### To do
Copy every line of the entries that has the string "JSON" in it.
+++++
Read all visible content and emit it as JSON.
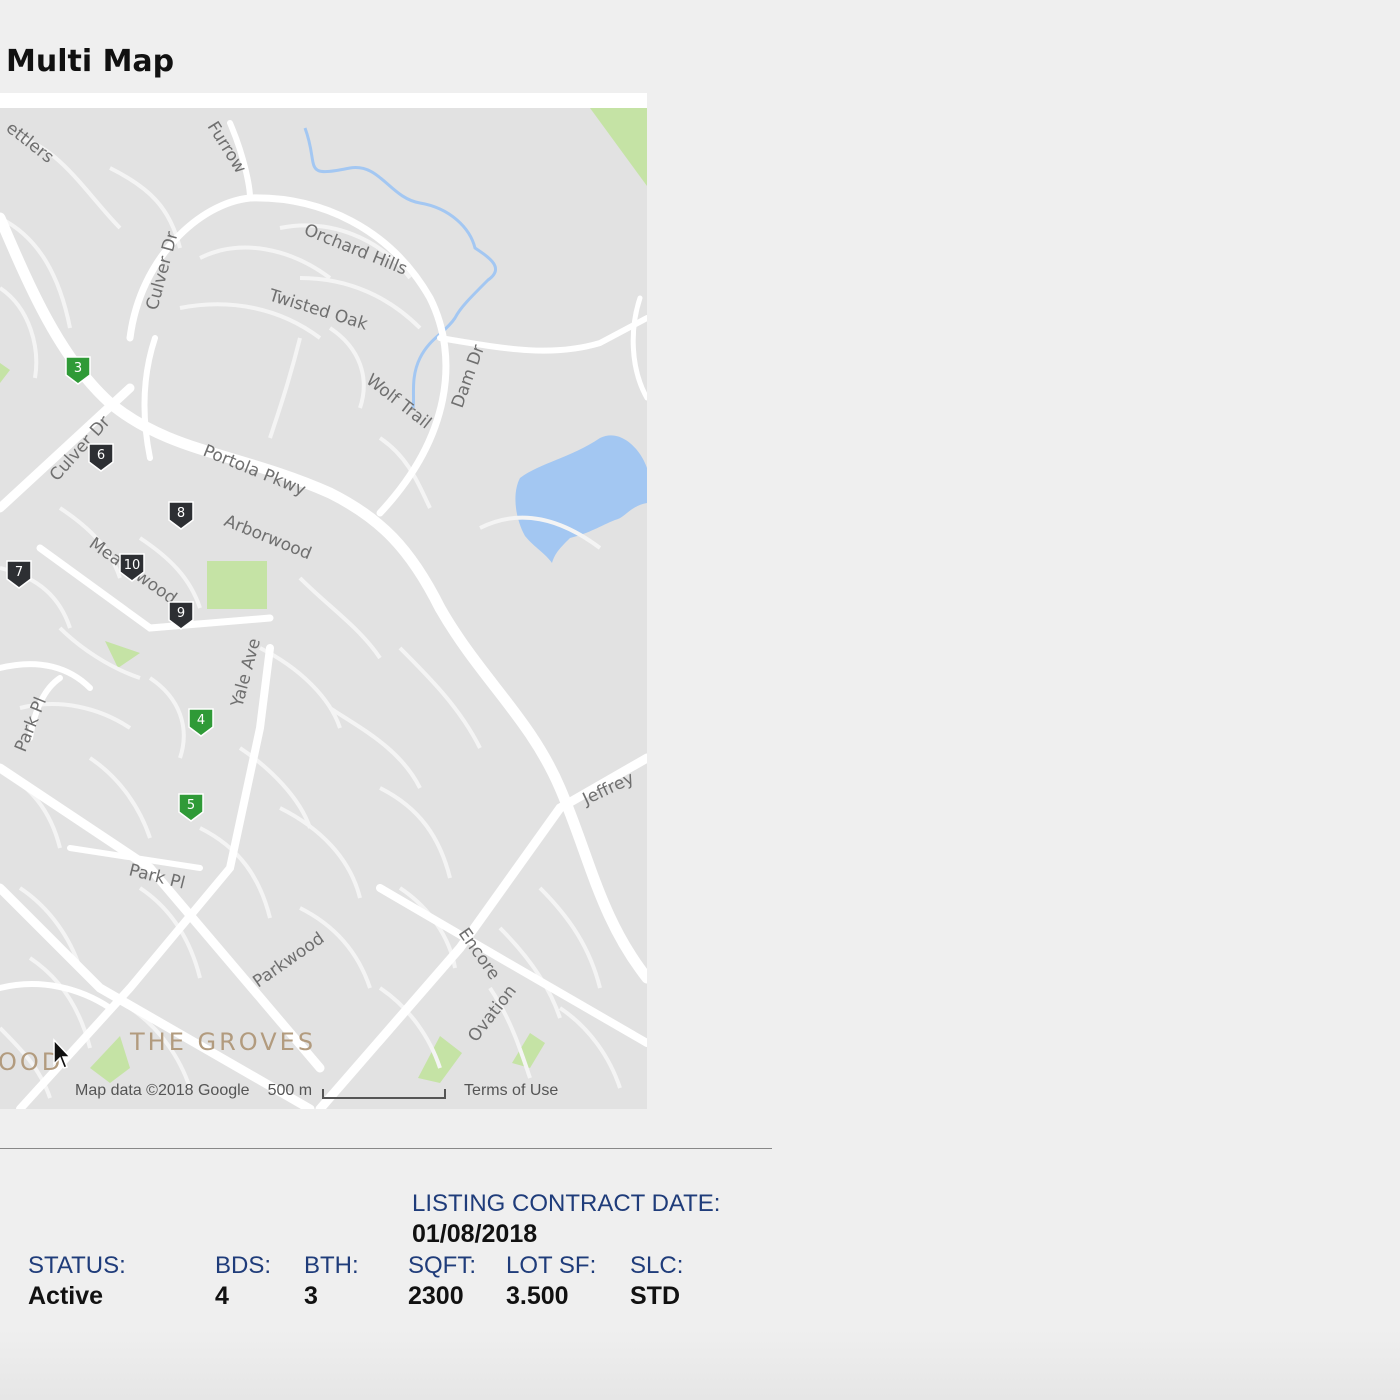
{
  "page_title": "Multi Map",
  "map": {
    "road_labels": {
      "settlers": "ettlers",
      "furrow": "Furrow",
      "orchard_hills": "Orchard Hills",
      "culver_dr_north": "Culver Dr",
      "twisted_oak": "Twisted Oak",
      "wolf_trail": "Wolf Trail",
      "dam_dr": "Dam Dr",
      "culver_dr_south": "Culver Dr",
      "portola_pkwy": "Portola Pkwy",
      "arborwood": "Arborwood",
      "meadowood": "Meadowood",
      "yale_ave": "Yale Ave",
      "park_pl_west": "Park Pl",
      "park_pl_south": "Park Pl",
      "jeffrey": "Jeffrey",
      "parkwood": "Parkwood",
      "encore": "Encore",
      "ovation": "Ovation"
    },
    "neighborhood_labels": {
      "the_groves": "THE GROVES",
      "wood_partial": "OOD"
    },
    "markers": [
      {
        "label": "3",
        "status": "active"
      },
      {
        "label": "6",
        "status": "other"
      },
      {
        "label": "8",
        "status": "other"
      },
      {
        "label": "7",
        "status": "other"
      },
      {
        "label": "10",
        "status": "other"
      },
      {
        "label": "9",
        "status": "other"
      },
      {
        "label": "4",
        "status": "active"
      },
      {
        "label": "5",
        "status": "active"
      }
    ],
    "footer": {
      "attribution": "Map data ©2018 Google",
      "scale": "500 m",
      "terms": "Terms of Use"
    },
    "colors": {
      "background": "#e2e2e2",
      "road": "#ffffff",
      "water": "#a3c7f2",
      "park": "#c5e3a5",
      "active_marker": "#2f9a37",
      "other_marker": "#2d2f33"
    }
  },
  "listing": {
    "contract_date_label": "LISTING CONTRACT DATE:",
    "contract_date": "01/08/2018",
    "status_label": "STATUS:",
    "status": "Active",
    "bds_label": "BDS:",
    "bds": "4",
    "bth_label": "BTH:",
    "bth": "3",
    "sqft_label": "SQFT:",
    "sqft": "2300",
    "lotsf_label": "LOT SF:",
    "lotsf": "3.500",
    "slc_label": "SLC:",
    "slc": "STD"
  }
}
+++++
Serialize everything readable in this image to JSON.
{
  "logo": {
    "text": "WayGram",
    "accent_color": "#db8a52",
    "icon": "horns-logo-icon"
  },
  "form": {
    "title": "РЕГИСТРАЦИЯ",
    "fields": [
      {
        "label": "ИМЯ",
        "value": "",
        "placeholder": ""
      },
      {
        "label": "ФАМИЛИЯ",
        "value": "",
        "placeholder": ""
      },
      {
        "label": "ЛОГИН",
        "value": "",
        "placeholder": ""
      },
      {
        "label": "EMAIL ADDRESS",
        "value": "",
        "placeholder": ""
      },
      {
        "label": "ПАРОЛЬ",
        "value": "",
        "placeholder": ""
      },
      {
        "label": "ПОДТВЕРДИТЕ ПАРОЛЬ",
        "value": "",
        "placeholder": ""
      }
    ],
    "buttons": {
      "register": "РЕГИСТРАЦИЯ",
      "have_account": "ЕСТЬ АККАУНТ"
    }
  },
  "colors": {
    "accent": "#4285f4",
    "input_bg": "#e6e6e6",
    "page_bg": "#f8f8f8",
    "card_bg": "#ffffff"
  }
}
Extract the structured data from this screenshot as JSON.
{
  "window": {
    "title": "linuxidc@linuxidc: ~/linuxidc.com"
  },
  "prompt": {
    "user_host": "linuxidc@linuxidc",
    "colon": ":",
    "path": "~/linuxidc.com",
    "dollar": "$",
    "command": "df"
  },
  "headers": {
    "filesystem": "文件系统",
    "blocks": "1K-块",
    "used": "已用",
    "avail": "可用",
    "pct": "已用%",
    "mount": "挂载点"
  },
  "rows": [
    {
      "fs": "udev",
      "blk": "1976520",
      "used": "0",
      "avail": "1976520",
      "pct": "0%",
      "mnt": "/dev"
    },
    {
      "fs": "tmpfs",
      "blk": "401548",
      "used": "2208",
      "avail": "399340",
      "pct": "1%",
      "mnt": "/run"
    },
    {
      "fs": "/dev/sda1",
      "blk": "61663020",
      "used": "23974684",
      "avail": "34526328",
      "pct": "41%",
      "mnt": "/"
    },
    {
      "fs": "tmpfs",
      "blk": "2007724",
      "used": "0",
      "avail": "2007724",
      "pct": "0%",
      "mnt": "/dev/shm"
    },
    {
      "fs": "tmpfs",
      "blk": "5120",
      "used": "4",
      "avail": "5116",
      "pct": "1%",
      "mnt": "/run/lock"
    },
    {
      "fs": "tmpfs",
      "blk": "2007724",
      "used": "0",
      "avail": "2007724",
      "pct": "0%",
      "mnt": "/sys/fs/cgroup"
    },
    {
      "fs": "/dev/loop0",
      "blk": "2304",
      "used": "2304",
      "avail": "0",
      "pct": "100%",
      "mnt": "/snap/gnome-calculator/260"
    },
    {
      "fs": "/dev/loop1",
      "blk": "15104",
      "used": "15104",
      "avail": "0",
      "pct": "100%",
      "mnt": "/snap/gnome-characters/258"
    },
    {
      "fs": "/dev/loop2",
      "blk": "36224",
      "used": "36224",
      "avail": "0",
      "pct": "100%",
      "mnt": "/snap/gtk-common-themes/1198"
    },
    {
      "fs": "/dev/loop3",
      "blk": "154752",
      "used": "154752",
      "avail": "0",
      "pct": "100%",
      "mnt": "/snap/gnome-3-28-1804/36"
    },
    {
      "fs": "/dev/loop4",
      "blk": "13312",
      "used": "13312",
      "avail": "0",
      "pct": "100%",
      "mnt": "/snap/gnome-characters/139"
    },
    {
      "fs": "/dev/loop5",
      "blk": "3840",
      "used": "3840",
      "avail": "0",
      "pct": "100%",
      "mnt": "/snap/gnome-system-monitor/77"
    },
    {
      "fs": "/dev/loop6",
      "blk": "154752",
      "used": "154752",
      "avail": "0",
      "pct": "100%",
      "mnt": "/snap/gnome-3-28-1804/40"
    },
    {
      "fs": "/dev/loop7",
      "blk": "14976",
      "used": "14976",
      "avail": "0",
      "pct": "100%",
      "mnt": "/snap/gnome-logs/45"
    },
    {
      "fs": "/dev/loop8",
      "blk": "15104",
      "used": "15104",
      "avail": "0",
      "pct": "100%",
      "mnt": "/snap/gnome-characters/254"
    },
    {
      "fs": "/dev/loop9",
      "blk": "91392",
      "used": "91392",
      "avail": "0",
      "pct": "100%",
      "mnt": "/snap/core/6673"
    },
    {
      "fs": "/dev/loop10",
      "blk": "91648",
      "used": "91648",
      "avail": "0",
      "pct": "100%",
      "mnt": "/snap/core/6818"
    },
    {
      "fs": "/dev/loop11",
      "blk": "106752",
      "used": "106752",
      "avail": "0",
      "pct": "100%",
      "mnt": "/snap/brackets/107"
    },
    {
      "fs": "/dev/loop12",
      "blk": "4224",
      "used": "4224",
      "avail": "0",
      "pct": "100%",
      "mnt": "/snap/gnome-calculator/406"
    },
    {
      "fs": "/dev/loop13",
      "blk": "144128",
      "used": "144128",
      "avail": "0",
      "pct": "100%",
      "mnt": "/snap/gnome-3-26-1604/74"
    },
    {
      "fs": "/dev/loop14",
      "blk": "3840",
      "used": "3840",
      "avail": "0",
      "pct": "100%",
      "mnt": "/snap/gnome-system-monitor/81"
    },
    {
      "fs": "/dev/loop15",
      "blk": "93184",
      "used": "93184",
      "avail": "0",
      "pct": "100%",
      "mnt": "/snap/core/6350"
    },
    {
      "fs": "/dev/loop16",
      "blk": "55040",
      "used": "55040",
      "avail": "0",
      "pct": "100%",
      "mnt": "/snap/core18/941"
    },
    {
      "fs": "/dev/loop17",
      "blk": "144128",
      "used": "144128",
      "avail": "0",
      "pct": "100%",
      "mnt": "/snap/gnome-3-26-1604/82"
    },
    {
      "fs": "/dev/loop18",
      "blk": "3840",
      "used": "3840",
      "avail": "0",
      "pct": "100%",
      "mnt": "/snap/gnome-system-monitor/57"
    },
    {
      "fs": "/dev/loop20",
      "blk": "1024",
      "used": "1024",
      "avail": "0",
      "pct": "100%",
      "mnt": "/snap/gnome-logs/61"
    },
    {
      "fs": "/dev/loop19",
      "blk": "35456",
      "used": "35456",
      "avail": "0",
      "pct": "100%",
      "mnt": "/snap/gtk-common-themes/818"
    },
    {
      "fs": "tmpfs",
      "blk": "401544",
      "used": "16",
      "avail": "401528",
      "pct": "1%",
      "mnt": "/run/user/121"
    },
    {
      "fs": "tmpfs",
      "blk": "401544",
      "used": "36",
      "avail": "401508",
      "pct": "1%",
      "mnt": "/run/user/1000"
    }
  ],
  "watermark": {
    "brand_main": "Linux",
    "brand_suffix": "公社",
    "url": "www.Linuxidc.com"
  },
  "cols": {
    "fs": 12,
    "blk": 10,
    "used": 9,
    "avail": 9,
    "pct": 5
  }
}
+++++
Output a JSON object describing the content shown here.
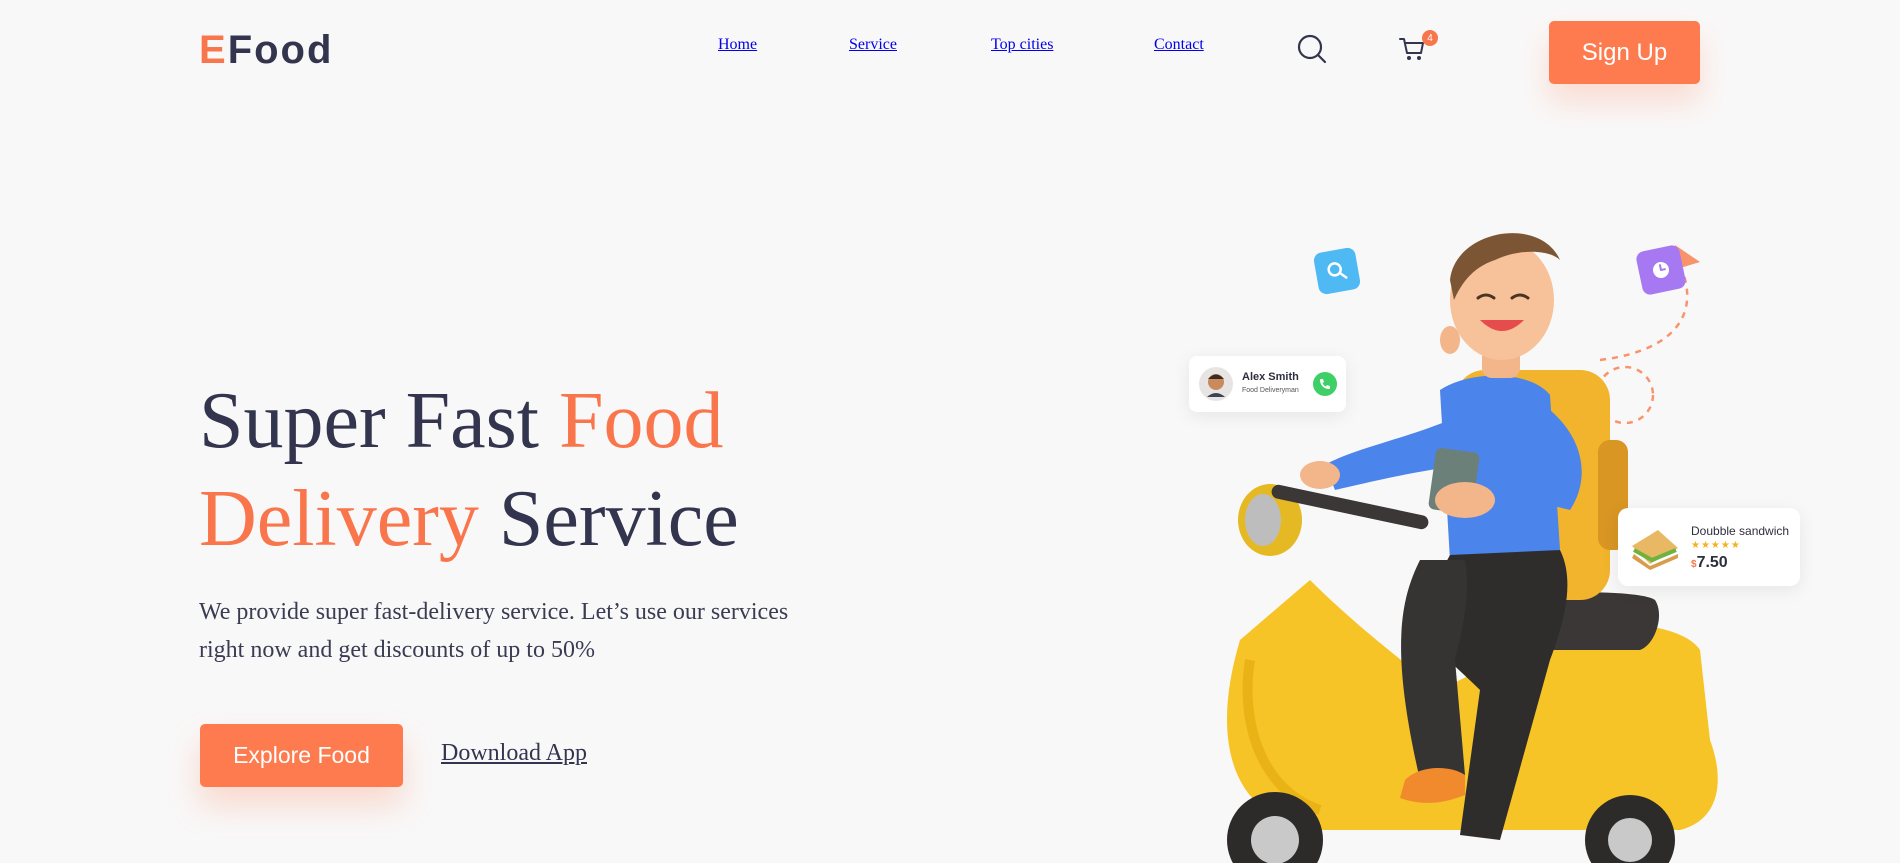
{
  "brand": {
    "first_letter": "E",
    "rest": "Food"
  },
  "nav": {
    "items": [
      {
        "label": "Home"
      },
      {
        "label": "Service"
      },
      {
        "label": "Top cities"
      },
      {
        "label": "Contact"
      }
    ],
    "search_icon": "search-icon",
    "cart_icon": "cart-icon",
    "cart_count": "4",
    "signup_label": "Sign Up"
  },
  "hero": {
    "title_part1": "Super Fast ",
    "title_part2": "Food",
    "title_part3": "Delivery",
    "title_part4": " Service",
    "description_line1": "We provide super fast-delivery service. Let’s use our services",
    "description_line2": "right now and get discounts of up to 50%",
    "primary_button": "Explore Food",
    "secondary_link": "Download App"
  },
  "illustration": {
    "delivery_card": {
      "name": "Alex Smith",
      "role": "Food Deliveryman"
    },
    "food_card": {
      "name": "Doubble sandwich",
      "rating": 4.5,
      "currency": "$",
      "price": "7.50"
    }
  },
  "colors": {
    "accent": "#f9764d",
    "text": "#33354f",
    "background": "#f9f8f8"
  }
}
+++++
### Output of the task
Read all visible content and emit it as JSON.
Serialize everything readable in this image to JSON.
Extract the structured data from this screenshot as JSON.
Output a JSON object describing the content shown here.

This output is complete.